The car dropped us as close as he could - about 6 blocks from our location. Walking, it was interesting to see all the people, and their kids, camped out in the cold, waiting to be let loose on the Mall!
I barely made it to my camera in time for a 4:30am Early Today show hit. My co-worker was originally supposed to do it, but she got stuck in the security sweep.
At 5am, the most amazing thing happened: people started RACING onto the mall in droves. And I do mean racing! For almost two hours, I watched this unbelievable spectacle of people running for blocks, trying to get the best spot. I don't think I'll ever forget the older lady I saw (about 70) pushing her walker across the grass in the dark, trying to keep up with the masses.
By daylight, the 4 blocks in front of me and about 7 more behind me were full and shut down. People were singing and trying to stay warm in blankets. What really made an impact on me was the cheerfulness of this crowd. They'd been up all night, now standing for hours in the cold. And everyone was smiling!
I did live reports off and on until about 9:30am. During the actual Inauguration, we were right in the thick of it - taking pictures and interviewing people in the crowd for our afternoon story. The sheer emotion of it was overwhelming. I spoke with a woman from Texas, a soldier, who'd been sick, but made the effort to get to DC because she believed Obama would bring her fellow troops home from Iraq. I talked to another man who was so overcome with emotion when Obama took the oath. He said he felt he could do anything.

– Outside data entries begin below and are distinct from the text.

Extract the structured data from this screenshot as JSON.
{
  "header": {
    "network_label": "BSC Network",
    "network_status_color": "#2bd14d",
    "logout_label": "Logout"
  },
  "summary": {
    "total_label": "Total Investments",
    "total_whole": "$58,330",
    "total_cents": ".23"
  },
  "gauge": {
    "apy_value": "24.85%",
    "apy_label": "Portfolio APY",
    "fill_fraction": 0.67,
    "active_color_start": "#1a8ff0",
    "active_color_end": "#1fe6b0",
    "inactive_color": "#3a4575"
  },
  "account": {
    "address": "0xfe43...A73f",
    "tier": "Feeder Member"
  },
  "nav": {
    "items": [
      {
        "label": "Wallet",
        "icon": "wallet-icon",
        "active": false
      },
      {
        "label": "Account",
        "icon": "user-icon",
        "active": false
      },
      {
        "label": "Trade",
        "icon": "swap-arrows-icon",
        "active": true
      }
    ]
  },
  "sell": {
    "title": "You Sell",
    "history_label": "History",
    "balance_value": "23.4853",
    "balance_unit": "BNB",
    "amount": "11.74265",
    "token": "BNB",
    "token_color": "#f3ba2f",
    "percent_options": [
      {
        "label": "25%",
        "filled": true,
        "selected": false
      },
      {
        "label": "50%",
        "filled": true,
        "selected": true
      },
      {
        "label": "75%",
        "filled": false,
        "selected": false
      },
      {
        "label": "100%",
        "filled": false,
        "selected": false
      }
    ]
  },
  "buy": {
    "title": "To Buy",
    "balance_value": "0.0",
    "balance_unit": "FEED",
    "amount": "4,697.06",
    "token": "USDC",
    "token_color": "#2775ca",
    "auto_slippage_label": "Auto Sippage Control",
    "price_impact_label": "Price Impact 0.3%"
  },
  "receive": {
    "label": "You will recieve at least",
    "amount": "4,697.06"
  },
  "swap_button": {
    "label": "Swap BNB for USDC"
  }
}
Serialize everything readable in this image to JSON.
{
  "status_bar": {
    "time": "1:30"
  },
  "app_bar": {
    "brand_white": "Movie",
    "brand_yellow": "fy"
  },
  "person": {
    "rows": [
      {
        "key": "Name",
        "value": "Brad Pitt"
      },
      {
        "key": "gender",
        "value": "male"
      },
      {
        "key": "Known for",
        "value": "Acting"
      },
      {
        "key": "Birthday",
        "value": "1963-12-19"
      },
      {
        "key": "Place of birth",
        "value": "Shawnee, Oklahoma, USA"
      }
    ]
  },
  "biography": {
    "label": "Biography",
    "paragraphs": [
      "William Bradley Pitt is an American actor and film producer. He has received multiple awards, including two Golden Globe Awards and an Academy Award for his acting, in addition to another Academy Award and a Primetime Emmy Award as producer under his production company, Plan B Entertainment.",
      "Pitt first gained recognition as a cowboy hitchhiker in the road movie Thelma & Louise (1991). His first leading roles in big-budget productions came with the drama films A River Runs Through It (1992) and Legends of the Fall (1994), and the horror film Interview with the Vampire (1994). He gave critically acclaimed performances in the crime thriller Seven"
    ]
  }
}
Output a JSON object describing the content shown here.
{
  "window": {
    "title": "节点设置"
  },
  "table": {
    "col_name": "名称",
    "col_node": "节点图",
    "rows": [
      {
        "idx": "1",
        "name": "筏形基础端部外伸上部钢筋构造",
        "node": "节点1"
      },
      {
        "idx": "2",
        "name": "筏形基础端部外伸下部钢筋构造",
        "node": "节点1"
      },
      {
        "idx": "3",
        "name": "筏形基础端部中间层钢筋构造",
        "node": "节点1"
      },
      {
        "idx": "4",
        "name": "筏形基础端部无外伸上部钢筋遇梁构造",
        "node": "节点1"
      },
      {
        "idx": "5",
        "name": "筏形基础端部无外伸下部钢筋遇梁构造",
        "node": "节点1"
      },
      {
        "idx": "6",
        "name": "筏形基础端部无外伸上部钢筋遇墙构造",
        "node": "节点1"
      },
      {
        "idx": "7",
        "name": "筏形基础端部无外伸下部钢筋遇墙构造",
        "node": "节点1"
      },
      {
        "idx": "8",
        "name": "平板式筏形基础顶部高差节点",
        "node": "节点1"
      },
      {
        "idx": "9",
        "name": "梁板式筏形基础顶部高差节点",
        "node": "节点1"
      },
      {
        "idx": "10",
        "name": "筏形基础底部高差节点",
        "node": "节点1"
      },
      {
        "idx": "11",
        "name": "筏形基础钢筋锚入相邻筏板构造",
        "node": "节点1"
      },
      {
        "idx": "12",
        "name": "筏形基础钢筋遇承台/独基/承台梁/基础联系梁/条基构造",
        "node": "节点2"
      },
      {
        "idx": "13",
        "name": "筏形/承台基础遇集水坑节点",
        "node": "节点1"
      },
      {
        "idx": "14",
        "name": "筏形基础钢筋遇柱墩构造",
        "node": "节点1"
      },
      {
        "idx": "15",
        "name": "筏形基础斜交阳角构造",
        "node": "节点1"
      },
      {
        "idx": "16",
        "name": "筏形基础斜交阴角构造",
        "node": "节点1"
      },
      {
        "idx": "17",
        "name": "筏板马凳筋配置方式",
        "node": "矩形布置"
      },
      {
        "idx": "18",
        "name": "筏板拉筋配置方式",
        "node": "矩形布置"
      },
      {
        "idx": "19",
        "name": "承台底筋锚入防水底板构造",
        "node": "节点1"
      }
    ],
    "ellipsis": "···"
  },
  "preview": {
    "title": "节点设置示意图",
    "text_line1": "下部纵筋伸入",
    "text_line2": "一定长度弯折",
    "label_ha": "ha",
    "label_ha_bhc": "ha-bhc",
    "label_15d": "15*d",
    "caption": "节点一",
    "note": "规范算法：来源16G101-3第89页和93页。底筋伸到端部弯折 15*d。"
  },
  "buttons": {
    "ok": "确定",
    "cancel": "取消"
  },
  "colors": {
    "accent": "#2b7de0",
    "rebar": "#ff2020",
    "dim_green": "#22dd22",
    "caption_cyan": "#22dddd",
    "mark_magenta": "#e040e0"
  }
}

I had many friends and relatives who came for the event. We tried to touch base via text or cell, but finding anyone in that crowd was nearly impossible.
I put together a story on the crowds for afternoon newscasts and did live shots from the now-empty mall until about 8:30pm. Then we walked back to the hotel.
What a day!